[Source data]
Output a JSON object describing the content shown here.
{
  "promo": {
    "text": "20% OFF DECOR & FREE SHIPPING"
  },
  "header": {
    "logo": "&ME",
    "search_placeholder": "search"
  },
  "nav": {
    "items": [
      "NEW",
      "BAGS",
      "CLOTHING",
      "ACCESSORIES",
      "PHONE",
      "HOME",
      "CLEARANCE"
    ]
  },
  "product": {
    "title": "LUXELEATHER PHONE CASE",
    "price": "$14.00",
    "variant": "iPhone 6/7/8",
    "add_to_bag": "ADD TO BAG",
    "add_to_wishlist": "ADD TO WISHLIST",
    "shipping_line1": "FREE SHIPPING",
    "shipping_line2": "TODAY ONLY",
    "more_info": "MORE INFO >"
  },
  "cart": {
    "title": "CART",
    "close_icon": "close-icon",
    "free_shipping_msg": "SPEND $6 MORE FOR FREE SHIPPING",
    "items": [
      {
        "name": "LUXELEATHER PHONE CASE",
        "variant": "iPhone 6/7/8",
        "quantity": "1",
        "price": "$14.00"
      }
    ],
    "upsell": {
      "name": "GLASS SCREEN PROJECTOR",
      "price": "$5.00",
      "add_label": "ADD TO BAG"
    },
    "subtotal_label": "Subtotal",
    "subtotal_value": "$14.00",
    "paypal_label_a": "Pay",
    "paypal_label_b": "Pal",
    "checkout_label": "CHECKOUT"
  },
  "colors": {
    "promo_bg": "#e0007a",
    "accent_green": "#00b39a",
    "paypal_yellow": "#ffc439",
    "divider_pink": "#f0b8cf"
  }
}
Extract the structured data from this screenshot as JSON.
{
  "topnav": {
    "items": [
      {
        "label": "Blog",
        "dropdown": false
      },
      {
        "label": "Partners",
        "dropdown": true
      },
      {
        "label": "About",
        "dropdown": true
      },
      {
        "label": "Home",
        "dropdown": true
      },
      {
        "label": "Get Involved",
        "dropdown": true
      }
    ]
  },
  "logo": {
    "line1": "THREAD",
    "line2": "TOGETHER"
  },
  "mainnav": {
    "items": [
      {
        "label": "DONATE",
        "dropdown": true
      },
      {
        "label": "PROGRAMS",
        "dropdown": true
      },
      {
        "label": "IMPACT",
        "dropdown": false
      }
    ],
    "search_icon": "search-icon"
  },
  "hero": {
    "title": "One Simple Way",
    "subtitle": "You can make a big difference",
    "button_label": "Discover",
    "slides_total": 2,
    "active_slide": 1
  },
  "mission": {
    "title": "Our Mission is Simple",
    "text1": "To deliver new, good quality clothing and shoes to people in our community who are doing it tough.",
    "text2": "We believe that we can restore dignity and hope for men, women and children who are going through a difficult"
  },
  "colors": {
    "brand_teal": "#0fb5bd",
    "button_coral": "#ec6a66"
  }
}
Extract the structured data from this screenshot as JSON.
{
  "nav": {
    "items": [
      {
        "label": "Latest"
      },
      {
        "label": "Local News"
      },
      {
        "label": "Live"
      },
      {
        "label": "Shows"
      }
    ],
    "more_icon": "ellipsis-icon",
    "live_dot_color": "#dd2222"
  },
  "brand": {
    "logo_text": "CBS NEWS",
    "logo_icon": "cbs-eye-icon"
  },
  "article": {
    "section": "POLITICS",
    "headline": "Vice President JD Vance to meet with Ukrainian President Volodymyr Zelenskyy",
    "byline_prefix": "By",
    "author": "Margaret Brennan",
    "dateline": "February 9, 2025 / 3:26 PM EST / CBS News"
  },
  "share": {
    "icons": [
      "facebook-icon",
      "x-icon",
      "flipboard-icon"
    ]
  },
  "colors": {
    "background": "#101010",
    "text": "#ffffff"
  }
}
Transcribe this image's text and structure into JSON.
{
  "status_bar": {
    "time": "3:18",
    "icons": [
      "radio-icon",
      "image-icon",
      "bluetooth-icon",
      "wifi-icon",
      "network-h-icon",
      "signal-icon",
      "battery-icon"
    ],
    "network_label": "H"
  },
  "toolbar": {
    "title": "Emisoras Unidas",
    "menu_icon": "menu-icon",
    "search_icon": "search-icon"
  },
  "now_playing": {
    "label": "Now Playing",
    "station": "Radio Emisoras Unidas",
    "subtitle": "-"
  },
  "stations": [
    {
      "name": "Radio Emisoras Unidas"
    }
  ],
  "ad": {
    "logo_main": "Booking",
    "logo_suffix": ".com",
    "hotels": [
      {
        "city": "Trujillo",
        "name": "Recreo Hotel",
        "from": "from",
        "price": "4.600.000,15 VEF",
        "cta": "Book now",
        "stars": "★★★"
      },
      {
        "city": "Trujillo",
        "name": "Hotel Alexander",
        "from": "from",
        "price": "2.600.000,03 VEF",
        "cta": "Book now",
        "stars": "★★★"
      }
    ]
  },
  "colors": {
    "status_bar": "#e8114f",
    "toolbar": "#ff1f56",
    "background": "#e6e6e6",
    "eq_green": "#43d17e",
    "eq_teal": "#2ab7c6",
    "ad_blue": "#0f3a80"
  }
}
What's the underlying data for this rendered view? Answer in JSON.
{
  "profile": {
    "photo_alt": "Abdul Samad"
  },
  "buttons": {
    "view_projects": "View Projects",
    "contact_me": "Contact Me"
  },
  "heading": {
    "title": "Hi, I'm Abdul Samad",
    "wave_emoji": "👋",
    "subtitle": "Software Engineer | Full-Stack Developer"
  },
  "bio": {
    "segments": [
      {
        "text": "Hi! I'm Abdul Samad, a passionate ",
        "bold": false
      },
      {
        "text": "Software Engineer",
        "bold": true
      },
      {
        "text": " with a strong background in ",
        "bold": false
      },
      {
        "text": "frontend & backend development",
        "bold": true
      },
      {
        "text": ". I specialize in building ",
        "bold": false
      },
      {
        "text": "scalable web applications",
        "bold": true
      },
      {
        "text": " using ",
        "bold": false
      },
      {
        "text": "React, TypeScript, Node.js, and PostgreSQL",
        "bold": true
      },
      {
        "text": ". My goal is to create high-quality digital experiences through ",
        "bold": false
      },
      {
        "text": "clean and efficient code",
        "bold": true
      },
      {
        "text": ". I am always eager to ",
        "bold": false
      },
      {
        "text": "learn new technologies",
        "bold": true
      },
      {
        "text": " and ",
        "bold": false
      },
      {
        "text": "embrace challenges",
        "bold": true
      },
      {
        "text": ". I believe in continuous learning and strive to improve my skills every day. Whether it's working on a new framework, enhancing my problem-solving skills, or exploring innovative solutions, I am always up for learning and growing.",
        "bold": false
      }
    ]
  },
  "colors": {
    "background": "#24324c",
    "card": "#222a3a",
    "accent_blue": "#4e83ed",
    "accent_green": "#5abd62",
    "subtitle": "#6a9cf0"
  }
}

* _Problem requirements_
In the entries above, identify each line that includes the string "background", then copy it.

* _Problem solution_
    "background": "#101010",
    "background": "#e6e6e6",
        "text": " with a strong background in ",
    "background": "#24324c",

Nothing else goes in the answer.